**EXERCISE DETAILS**. Below are some records. Say in a single number how many of their lines include the word "provide".

★ ★ ★ ★ ★

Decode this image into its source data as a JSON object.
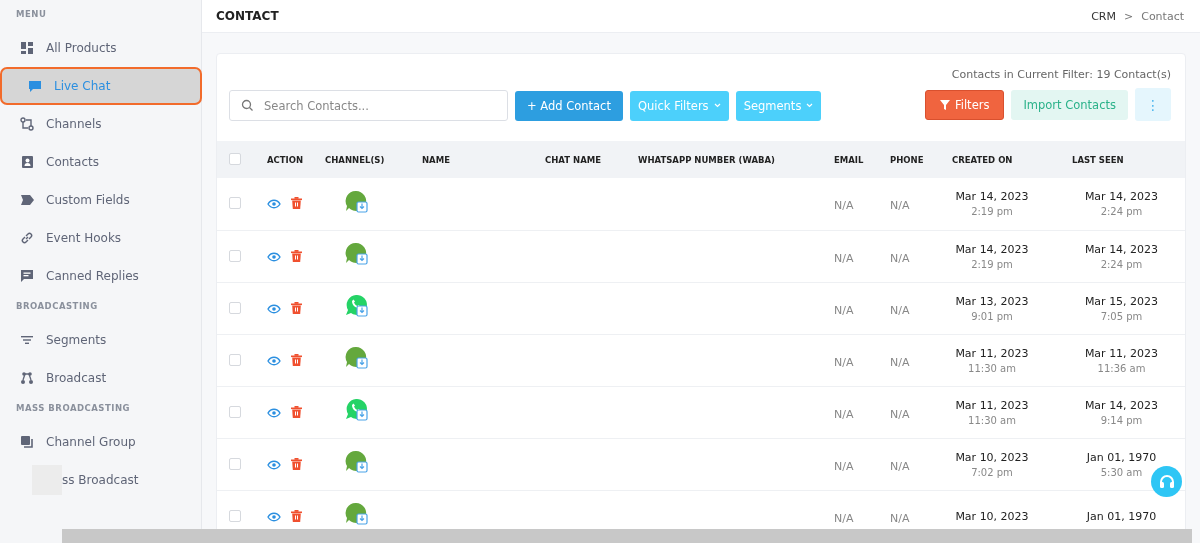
{
  "sidebar": {
    "sections": [
      {
        "heading": "MENU",
        "items": [
          {
            "label": "All Products",
            "kind": "grid",
            "selected": false
          },
          {
            "label": "Live Chat",
            "kind": "chat",
            "selected": true
          },
          {
            "label": "Channels",
            "kind": "route",
            "selected": false
          },
          {
            "label": "Contacts",
            "kind": "contact",
            "selected": false
          },
          {
            "label": "Custom Fields",
            "kind": "tag",
            "selected": false
          },
          {
            "label": "Event Hooks",
            "kind": "link",
            "selected": false
          },
          {
            "label": "Canned Replies",
            "kind": "message",
            "selected": false
          }
        ]
      },
      {
        "heading": "BROADCASTING",
        "items": [
          {
            "label": "Segments",
            "kind": "filter",
            "selected": false
          },
          {
            "label": "Broadcast",
            "kind": "nodes",
            "selected": false
          }
        ]
      },
      {
        "heading": "MASS BROADCASTING",
        "items": [
          {
            "label": "Channel Group",
            "kind": "stack",
            "selected": false
          },
          {
            "label": "ss Broadcast",
            "kind": "covered",
            "selected": false
          }
        ]
      }
    ]
  },
  "header": {
    "title": "CONTACT",
    "breadcrumbs": [
      "CRM",
      "Contact"
    ],
    "separator": ">"
  },
  "toolbar": {
    "count_text": "Contacts in Current Filter: 19 Contact(s)",
    "search": {
      "placeholder": "Search Contacts..."
    },
    "buttons": [
      {
        "label": "+  Add Contact",
        "kind": "primary"
      },
      {
        "label": "Quick Filters",
        "kind": "dropdown"
      },
      {
        "label": "Segments",
        "kind": "dropdown"
      }
    ],
    "right_buttons": [
      {
        "label": "Filters",
        "kind": "danger"
      },
      {
        "label": "Import Contacts",
        "kind": "soft"
      },
      {
        "label": "⋮",
        "kind": "more"
      }
    ]
  },
  "table": {
    "select_all_checked": false,
    "columns": [
      "ACTION",
      "CHANNEL(S)",
      "NAME",
      "CHAT NAME",
      "WHATSAPP NUMBER (WABA)",
      "EMAIL",
      "PHONE",
      "CREATED ON",
      "LAST SEEN"
    ],
    "rows": [
      {
        "checked": false,
        "kind": "bubble",
        "email": "N/A",
        "phone": "N/A",
        "created_date": "Mar 14, 2023",
        "created_time": "2:19 pm",
        "seen_date": "Mar 14, 2023",
        "seen_time": "2:24 pm"
      },
      {
        "checked": false,
        "kind": "bubble",
        "email": "N/A",
        "phone": "N/A",
        "created_date": "Mar 14, 2023",
        "created_time": "2:19 pm",
        "seen_date": "Mar 14, 2023",
        "seen_time": "2:24 pm"
      },
      {
        "checked": false,
        "kind": "whatsapp",
        "email": "N/A",
        "phone": "N/A",
        "created_date": "Mar 13, 2023",
        "created_time": "9:01 pm",
        "seen_date": "Mar 15, 2023",
        "seen_time": "7:05 pm"
      },
      {
        "checked": false,
        "kind": "bubble",
        "email": "N/A",
        "phone": "N/A",
        "created_date": "Mar 11, 2023",
        "created_time": "11:30 am",
        "seen_date": "Mar 11, 2023",
        "seen_time": "11:36 am"
      },
      {
        "checked": false,
        "kind": "whatsapp",
        "email": "N/A",
        "phone": "N/A",
        "created_date": "Mar 11, 2023",
        "created_time": "11:30 am",
        "seen_date": "Mar 14, 2023",
        "seen_time": "9:14 pm"
      },
      {
        "checked": false,
        "kind": "bubble",
        "email": "N/A",
        "phone": "N/A",
        "created_date": "Mar 10, 2023",
        "created_time": "7:02 pm",
        "seen_date": "Jan 01, 1970",
        "seen_time": "5:30 am"
      },
      {
        "checked": false,
        "kind": "bubble",
        "email": "N/A",
        "phone": "N/A",
        "created_date": "Mar 10, 2023",
        "seen_date": "Jan 01, 1970"
      }
    ]
  }
}
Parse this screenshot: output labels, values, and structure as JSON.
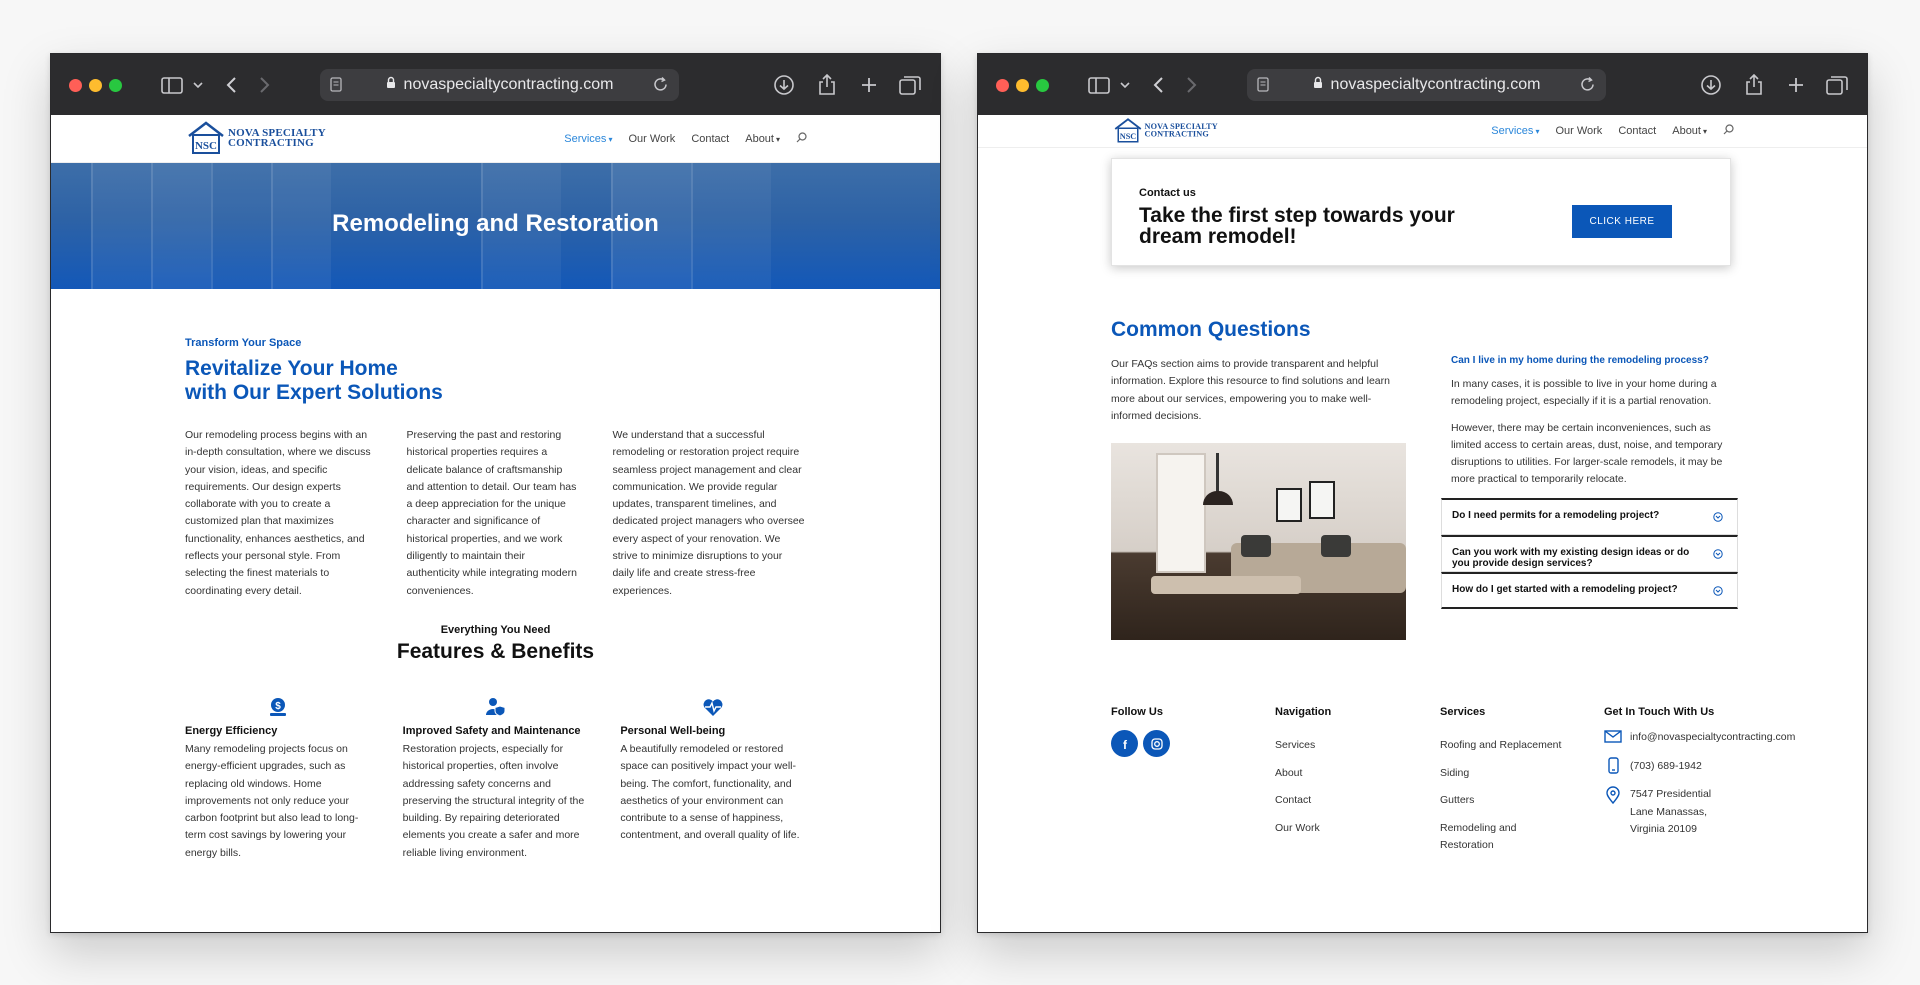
{
  "browser": {
    "url": "novaspecialtycontracting.com"
  },
  "site": {
    "logo_initials": "NSC",
    "logo_line1": "NOVA SPECIALTY",
    "logo_line2": "CONTRACTING",
    "nav": {
      "services": "Services",
      "our_work": "Our Work",
      "contact": "Contact",
      "about": "About"
    }
  },
  "left": {
    "hero_title": "Remodeling and Restoration",
    "eyebrow": "Transform Your Space",
    "heading_line1": "Revitalize Your Home",
    "heading_line2": "with Our Expert Solutions",
    "paragraphs": [
      "Our remodeling process begins with an in-depth consultation, where we discuss your vision, ideas, and specific requirements. Our design experts collaborate with you to create a customized plan that maximizes functionality, enhances aesthetics, and reflects your personal style. From selecting the finest materials to coordinating every detail.",
      "Preserving the past and restoring historical properties requires a delicate balance of craftsmanship and attention to detail. Our team has a deep appreciation for the unique character and significance of historical properties, and we work diligently to maintain their authenticity while integrating modern conveniences.",
      "We understand that a successful remodeling or restoration project require seamless project management and clear communication. We provide regular updates, transparent timelines, and dedicated project managers who oversee every aspect of your renovation. We strive to minimize disruptions to your daily life and create stress-free experiences."
    ],
    "features_eyebrow": "Everything You Need",
    "features_title": "Features & Benefits",
    "features": [
      {
        "title": "Energy Efficiency",
        "icon": "dollar-hand-icon",
        "text": "Many remodeling projects focus on energy-efficient upgrades, such as replacing old windows. Home improvements not only reduce your carbon footprint but also lead to long-term cost savings by lowering your energy bills."
      },
      {
        "title": "Improved Safety and Maintenance",
        "icon": "user-shield-icon",
        "text": "Restoration projects, especially for historical properties, often involve addressing safety concerns and preserving the structural integrity of the building. By repairing deteriorated elements you create a safer and more reliable living environment."
      },
      {
        "title": "Personal Well-being",
        "icon": "heartbeat-icon",
        "text": "A beautifully remodeled or restored space can positively impact your well-being. The comfort, functionality, and aesthetics of your environment can contribute to a sense of happiness, contentment, and overall quality of life."
      }
    ]
  },
  "right": {
    "cta_eyebrow": "Contact us",
    "cta_title": "Take the first step towards your dream remodel!",
    "cta_button": "CLICK HERE",
    "faq_title": "Common Questions",
    "faq_intro": "Our FAQs section aims to provide transparent and helpful information. Explore this resource to find solutions and learn more about our services, empowering you to make well-informed decisions.",
    "faq_open": {
      "question": "Can I live in my home during the remodeling process?",
      "answer1": "In many cases, it is possible to live in your home during a remodeling project, especially if it is a partial renovation.",
      "answer2": "However, there may be certain inconveniences, such as limited access to certain areas, dust, noise, and temporary disruptions to utilities. For larger-scale remodels, it may be more practical to temporarily relocate."
    },
    "faq_closed": [
      "Do I need permits for a remodeling project?",
      "Can you work with my existing design ideas or do you provide design services?",
      "How do I get started with a remodeling project?"
    ],
    "footer": {
      "follow_title": "Follow Us",
      "nav_title": "Navigation",
      "nav_links": [
        "Services",
        "About",
        "Contact",
        "Our Work"
      ],
      "services_title": "Services",
      "service_links": [
        "Roofing and Replacement",
        "Siding",
        "Gutters",
        "Remodeling and Restoration"
      ],
      "contact_title": "Get In Touch With Us",
      "email": "info@novaspecialtycontracting.com",
      "phone": "(703) 689-1942",
      "address": "7547 Presidential Lane Manassas, Virginia 20109"
    }
  },
  "colors": {
    "brand_blue": "#0b57b8",
    "link_blue": "#2b87da",
    "chrome": "#2c2c2e"
  }
}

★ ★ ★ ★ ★

**SOLUTION FOR THIS TASK**. 3